Hello friends – and welcome to number 7 in my watercolor series – as well as a really fun Watercolor Bloghop hosted by my friend Paulina over at Pretty Pink Posh!

Lost and Found Technique

Today’s card is an idea that evolved over a long period of time; I saw mention on some kids art blog post eons ago about using salt with watercolor. They didn’t show visuals, just mentioned it as something to try. And I saw it also on someone’s art journal technique list. Again, no visuals. The idea stuck in my craw, though, and I decided to play with it and see what happened. A full day of experimenting ended with this card well after dark…..and it was worth a full day to get here! Enjoy the video below, or click HERE to watch in HD on YouTube.

How crazy is that whole salt idea!? Oh Lordy. I wonder how someone stumbled on the idea. An accident at a lunch counter maybe? In any case, I *adore* the technique. I’ve got more in store to use this for other projects, so stay tuned in coming weeks!

Sandy Allnock Lost and found watercolor technique

Not only can you comment during this bloghop….but you can PARTICIPATE! There’s an Inlinkz over on the PPP blog to share YOUR painted creations.

There are also lots of sponsors for this hop…gift certificates from Pretty Pink Posh, Simon Says Stamp, Simon Says Stamp, Lawn Fawn, WPlus9, My Favorite Things, MarkerPop, Mama Elephant,DeNami Design, Winnie & Walter, Paper Smooches, along with prize packs from Impress and Avery Elle up for grabs!
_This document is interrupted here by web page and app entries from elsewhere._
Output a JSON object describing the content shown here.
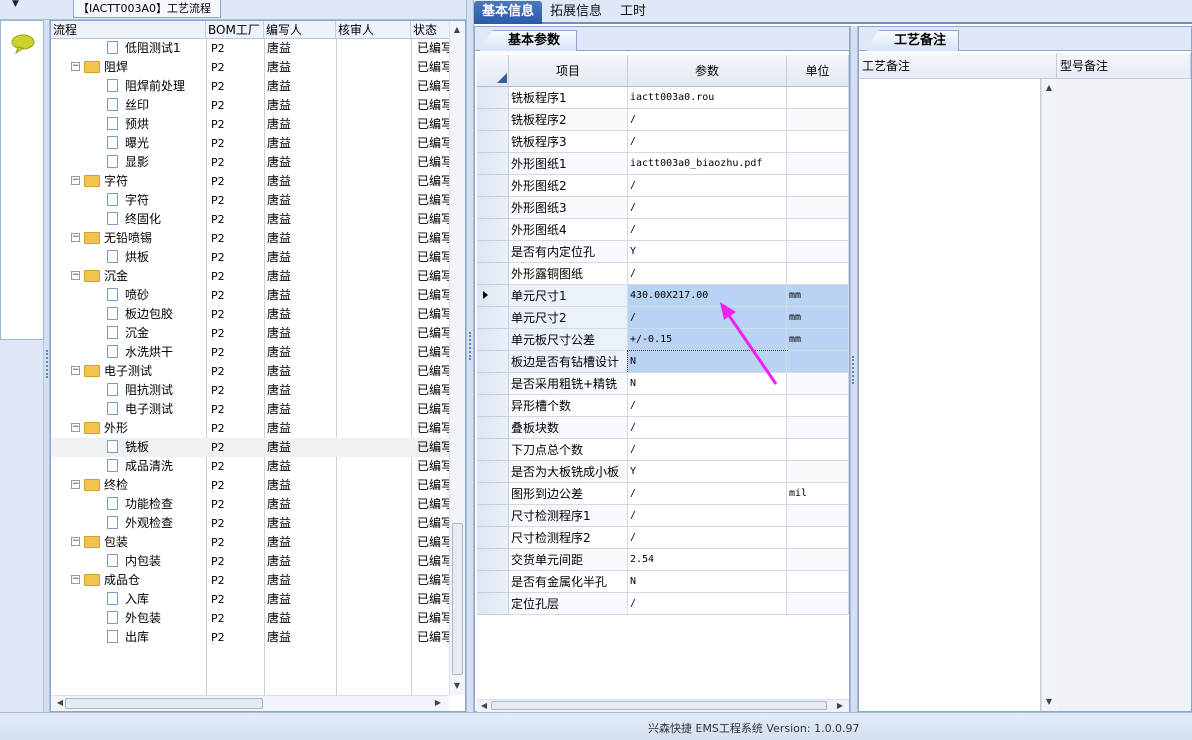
{
  "header": {
    "title_tab": "【IACTT003A0】工艺流程"
  },
  "icons": {
    "chat": "speech-bubble-icon",
    "folder": "folder-icon",
    "document": "document-icon"
  },
  "tree": {
    "columns": [
      "流程",
      "BOM工厂",
      "编写人",
      "核审人",
      "状态"
    ],
    "rows": [
      {
        "type": "doc",
        "label": "低阻测试1",
        "bom": "P2",
        "writer": "唐益",
        "status": "已编写"
      },
      {
        "type": "folder",
        "label": "阻焊",
        "bom": "P2",
        "writer": "唐益",
        "status": "已编写"
      },
      {
        "type": "doc",
        "label": "阻焊前处理",
        "bom": "P2",
        "writer": "唐益",
        "status": "已编写"
      },
      {
        "type": "doc",
        "label": "丝印",
        "bom": "P2",
        "writer": "唐益",
        "status": "已编写"
      },
      {
        "type": "doc",
        "label": "预烘",
        "bom": "P2",
        "writer": "唐益",
        "status": "已编写"
      },
      {
        "type": "doc",
        "label": "曝光",
        "bom": "P2",
        "writer": "唐益",
        "status": "已编写"
      },
      {
        "type": "doc",
        "label": "显影",
        "bom": "P2",
        "writer": "唐益",
        "status": "已编写"
      },
      {
        "type": "folder",
        "label": "字符",
        "bom": "P2",
        "writer": "唐益",
        "status": "已编写"
      },
      {
        "type": "doc",
        "label": "字符",
        "bom": "P2",
        "writer": "唐益",
        "status": "已编写"
      },
      {
        "type": "doc",
        "label": "终固化",
        "bom": "P2",
        "writer": "唐益",
        "status": "已编写"
      },
      {
        "type": "folder",
        "label": "无铅喷锡",
        "bom": "P2",
        "writer": "唐益",
        "status": "已编写"
      },
      {
        "type": "doc",
        "label": "烘板",
        "bom": "P2",
        "writer": "唐益",
        "status": "已编写"
      },
      {
        "type": "folder",
        "label": "沉金",
        "bom": "P2",
        "writer": "唐益",
        "status": "已编写"
      },
      {
        "type": "doc",
        "label": "喷砂",
        "bom": "P2",
        "writer": "唐益",
        "status": "已编写"
      },
      {
        "type": "doc",
        "label": "板边包胶",
        "bom": "P2",
        "writer": "唐益",
        "status": "已编写"
      },
      {
        "type": "doc",
        "label": "沉金",
        "bom": "P2",
        "writer": "唐益",
        "status": "已编写"
      },
      {
        "type": "doc",
        "label": "水洗烘干",
        "bom": "P2",
        "writer": "唐益",
        "status": "已编写"
      },
      {
        "type": "folder",
        "label": "电子测试",
        "bom": "P2",
        "writer": "唐益",
        "status": "已编写"
      },
      {
        "type": "doc",
        "label": "阻抗测试",
        "bom": "P2",
        "writer": "唐益",
        "status": "已编写"
      },
      {
        "type": "doc",
        "label": "电子测试",
        "bom": "P2",
        "writer": "唐益",
        "status": "已编写"
      },
      {
        "type": "folder",
        "label": "外形",
        "bom": "P2",
        "writer": "唐益",
        "status": "已编写"
      },
      {
        "type": "doc",
        "label": "铣板",
        "bom": "P2",
        "writer": "唐益",
        "status": "已编写",
        "selected": true
      },
      {
        "type": "doc",
        "label": "成品清洗",
        "bom": "P2",
        "writer": "唐益",
        "status": "已编写"
      },
      {
        "type": "folder",
        "label": "终检",
        "bom": "P2",
        "writer": "唐益",
        "status": "已编写"
      },
      {
        "type": "doc",
        "label": "功能检查",
        "bom": "P2",
        "writer": "唐益",
        "status": "已编写"
      },
      {
        "type": "doc",
        "label": "外观检查",
        "bom": "P2",
        "writer": "唐益",
        "status": "已编写"
      },
      {
        "type": "folder",
        "label": "包装",
        "bom": "P2",
        "writer": "唐益",
        "status": "已编写"
      },
      {
        "type": "doc",
        "label": "内包装",
        "bom": "P2",
        "writer": "唐益",
        "status": "已编写"
      },
      {
        "type": "folder",
        "label": "成品仓",
        "bom": "P2",
        "writer": "唐益",
        "status": "已编写"
      },
      {
        "type": "doc",
        "label": "入库",
        "bom": "P2",
        "writer": "唐益",
        "status": "已编写"
      },
      {
        "type": "doc",
        "label": "外包装",
        "bom": "P2",
        "writer": "唐益",
        "status": "已编写"
      },
      {
        "type": "doc",
        "label": "出库",
        "bom": "P2",
        "writer": "唐益",
        "status": "已编写"
      }
    ]
  },
  "tabs": [
    {
      "label": "基本信息",
      "active": true
    },
    {
      "label": "拓展信息",
      "active": false
    },
    {
      "label": "工时",
      "active": false
    }
  ],
  "params": {
    "subtab": "基本参数",
    "columns": [
      "项目",
      "参数",
      "单位"
    ],
    "rows": [
      {
        "name": "铣板程序1",
        "value": "iactt003a0.rou",
        "unit": ""
      },
      {
        "name": "铣板程序2",
        "value": "/",
        "unit": ""
      },
      {
        "name": "铣板程序3",
        "value": "/",
        "unit": ""
      },
      {
        "name": "外形图纸1",
        "value": "iactt003a0_biaozhu.pdf",
        "unit": ""
      },
      {
        "name": "外形图纸2",
        "value": "/",
        "unit": ""
      },
      {
        "name": "外形图纸3",
        "value": "/",
        "unit": ""
      },
      {
        "name": "外形图纸4",
        "value": "/",
        "unit": ""
      },
      {
        "name": "是否有内定位孔",
        "value": "Y",
        "unit": ""
      },
      {
        "name": "外形露铜图纸",
        "value": "/",
        "unit": ""
      },
      {
        "name": "单元尺寸1",
        "value": "430.00X217.00",
        "unit": "mm",
        "highlight": true,
        "current": true
      },
      {
        "name": "单元尺寸2",
        "value": "/",
        "unit": "mm",
        "highlight": true
      },
      {
        "name": "单元板尺寸公差",
        "value": "+/-0.15",
        "unit": "mm",
        "highlight": true
      },
      {
        "name": "板边是否有钻槽设计",
        "value": "N",
        "unit": "",
        "highlight": true,
        "focused": true
      },
      {
        "name": "是否采用粗铣+精铣",
        "value": "N",
        "unit": ""
      },
      {
        "name": "异形槽个数",
        "value": "/",
        "unit": ""
      },
      {
        "name": "叠板块数",
        "value": "/",
        "unit": ""
      },
      {
        "name": "下刀点总个数",
        "value": "/",
        "unit": ""
      },
      {
        "name": "是否为大板铣成小板",
        "value": "Y",
        "unit": ""
      },
      {
        "name": "图形到边公差",
        "value": "/",
        "unit": "mil"
      },
      {
        "name": "尺寸检测程序1",
        "value": "/",
        "unit": ""
      },
      {
        "name": "尺寸检测程序2",
        "value": "/",
        "unit": ""
      },
      {
        "name": "交货单元间距",
        "value": "2.54",
        "unit": ""
      },
      {
        "name": "是否有金属化半孔",
        "value": "N",
        "unit": ""
      },
      {
        "name": "定位孔层",
        "value": "/",
        "unit": ""
      }
    ]
  },
  "notes": {
    "tab": "工艺备注",
    "columns": [
      "工艺备注",
      "型号备注"
    ]
  },
  "annotation": {
    "color": "#ee22ee"
  },
  "status": {
    "text": "兴森快捷 EMS工程系统 Version: 1.0.0.97"
  }
}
If you haven’t already, be sure to RSVP for the Watercolor Blog Hop event on Facebook. Paulina will be posting there over the weekend with cards that are submitted, sharing watercolor tutorials, and doing some extra giveaways over there as well!



Below are links to the supplies I’ve used for today’s project; click on the picture or wording to go directly to the item. Affiliate links may used, which means if you make a purchase I receive a small commission at no extra cost to you. I truly appreciate your support toward the costs of running this blog! Read more.

Thanks for hopping along over to my blog today!